Categories: Open Source

Best Practices for Scalable Pipeline Code

This is a guest post by Sam Van Oort, Software Engineer at CloudBees and contributor to the Jenkins project. Today I’m going to show you best practices to write scalable and robust Jenkins Pipelines. This is drawn from a combination of work with the internals of Pipeline and observations with large-scale users. Pipeline code works beautifully for its intended role of automating build/test/deploy/administer tasks. As it is pressed into more complex roles and unanticipated uses, some users hit issues. In these cases, applying the best practices can make the difference between: A single master running hundreds of concurrent builds on low end hardware (4 CPU cores and 4 GB...
Categories: Open Source

Blue Ocean Dev Log: January Week #4

As we get closer to Blue Ocean 1.0, which is planned for the end of March, I have started highlighting some of the good stuff that has been going on. This week was 10 steps forward, and about 1.5 backwards…​ There were two releases this week, b19 and b20. Unfortunately, b20 had to be released shortly after b19 hit the Update Center as an incompatible API change in a 3rd party plugin was discovered. Regardless, the latest b20 has a lot of important improvements, and some very nice new features. A first cut of the "Create Pipeline" UX, seen above, allowing you to create Git based Multibranch Pipelines like you have never...
Categories: Open Source

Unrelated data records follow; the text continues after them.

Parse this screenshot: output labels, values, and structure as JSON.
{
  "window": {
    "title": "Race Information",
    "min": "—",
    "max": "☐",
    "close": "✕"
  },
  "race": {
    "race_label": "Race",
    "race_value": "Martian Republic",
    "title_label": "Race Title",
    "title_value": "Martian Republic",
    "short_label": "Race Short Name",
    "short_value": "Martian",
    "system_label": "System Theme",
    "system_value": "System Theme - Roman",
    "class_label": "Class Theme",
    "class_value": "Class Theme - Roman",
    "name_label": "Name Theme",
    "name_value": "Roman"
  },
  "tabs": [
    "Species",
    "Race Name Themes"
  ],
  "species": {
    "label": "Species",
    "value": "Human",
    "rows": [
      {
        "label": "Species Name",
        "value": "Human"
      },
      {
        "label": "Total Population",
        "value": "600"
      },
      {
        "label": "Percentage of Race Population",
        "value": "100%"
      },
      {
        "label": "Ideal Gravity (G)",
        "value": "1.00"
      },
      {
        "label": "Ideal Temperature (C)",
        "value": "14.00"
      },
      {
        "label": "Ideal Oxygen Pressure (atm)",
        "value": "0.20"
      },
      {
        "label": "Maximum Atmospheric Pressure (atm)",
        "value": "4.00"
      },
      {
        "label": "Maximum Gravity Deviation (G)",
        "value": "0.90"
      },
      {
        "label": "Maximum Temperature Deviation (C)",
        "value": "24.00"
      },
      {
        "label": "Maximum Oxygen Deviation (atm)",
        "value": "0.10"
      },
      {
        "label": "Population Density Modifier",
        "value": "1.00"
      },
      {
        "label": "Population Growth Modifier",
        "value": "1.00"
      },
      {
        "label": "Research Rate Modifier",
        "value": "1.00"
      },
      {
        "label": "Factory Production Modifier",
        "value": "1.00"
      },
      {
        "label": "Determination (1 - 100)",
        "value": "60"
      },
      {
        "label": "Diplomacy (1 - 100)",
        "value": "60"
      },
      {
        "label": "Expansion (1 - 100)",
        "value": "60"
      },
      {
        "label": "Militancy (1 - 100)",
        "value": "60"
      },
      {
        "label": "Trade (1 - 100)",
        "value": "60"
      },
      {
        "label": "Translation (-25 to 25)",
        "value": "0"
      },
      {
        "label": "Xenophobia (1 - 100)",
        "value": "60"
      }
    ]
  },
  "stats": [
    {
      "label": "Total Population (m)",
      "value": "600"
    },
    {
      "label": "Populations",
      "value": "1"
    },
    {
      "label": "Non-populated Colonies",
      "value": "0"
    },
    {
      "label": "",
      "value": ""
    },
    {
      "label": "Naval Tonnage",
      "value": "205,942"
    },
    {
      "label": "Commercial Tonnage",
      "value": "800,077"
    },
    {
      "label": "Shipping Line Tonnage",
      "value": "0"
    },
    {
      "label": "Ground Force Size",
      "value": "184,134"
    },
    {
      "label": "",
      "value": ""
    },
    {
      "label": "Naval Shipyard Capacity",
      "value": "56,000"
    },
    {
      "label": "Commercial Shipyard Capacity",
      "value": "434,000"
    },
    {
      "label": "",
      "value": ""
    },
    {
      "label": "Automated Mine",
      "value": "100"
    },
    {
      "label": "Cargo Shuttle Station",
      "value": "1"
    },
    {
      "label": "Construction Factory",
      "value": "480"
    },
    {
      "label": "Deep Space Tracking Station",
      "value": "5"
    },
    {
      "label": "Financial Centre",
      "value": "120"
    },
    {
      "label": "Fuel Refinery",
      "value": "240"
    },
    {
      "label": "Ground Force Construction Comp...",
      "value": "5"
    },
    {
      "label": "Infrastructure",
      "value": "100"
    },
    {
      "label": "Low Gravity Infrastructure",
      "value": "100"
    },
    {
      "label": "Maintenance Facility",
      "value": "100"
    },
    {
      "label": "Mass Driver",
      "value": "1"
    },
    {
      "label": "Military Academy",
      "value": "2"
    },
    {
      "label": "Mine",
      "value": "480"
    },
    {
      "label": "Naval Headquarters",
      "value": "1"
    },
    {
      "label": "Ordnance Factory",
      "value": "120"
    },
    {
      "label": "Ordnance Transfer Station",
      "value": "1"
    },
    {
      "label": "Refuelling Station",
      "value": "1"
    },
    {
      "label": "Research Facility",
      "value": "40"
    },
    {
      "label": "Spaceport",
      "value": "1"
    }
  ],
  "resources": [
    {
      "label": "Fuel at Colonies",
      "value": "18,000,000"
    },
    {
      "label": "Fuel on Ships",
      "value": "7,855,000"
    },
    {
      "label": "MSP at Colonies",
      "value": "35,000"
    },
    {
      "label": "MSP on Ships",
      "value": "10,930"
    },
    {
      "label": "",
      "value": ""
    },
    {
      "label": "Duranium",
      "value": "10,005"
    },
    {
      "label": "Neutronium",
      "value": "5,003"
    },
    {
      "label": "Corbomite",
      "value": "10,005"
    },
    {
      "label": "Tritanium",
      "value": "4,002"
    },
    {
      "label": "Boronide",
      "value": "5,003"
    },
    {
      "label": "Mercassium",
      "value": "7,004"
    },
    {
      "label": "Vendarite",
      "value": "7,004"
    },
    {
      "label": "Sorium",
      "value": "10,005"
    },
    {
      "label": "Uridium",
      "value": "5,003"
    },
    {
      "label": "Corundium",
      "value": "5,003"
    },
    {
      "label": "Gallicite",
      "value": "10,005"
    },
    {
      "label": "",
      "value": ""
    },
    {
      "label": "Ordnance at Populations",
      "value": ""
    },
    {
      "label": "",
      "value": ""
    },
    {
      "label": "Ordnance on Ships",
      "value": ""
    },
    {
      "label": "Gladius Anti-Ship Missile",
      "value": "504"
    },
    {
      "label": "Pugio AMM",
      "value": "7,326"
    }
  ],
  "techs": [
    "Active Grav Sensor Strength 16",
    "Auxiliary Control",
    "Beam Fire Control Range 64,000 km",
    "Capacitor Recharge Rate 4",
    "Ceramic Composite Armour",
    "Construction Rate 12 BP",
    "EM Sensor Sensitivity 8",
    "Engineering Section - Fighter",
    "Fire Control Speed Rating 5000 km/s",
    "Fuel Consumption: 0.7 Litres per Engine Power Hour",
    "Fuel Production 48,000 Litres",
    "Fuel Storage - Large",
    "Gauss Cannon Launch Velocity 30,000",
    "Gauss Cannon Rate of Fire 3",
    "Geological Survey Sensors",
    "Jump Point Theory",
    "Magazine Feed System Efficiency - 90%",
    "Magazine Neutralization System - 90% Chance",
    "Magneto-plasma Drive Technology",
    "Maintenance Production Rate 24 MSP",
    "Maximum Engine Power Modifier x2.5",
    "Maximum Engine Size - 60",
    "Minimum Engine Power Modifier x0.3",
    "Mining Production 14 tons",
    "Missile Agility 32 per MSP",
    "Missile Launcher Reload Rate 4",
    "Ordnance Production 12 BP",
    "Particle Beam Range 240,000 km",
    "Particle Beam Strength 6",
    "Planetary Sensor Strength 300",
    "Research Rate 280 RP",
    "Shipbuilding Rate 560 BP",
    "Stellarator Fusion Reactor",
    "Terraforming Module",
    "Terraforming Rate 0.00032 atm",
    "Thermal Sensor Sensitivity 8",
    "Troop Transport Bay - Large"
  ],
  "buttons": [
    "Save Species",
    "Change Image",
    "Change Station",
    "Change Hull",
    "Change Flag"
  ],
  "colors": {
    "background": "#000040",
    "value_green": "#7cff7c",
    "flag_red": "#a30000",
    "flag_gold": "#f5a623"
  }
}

Blue Ocean Dev Log: January Week #3

As we get closer to Blue Ocean 1.0, which is planned for the end of March, I have started highlighting some of the good stuff that has been going on, and this week was a very busy week. A new Blue Ocean beta (b18) was released with: Parametrized pipelines are now supported! i18n improvements Better support for matrix and the evil (yet somehow still used) Maven project type (don’t use it!) SSE fixes for IE and Edge browsers An alpha release of the Visual Editor for Jenkinsfiles on top of Declarative Pipeline has snuck into the "experimental" update center. Andrew will be talking about Declarative Pipelines at FOSDEM next week. Parametrized Pipelines You would know this...
Categories: Open Source

Converting Conditional Build Steps to Jenkins Pipeline

This is a guest post by Liam Newman, Technical Evangelist at CloudBees. Introduction With all the new developments in Jenkins Pipeline (and Declarative Pipeline on the horizon), it’s easy to forget what we did to create "pipelines" before Pipeline. There are number of plugins, some that have been around since the very beginning, that enable users to create "pipelines" in Jenkins. For example, basic job chaining worked well in many cases, and the Parameterized Trigger plugin made chaining more flexible. However, creating chained jobs with conditional behavior was still one of the harder things to do in Jenkins. The Conditional BuildStep plugin is a powerful tool that has allowed Jenkins users to write Jenkins jobs with complex...
Categories: Open Source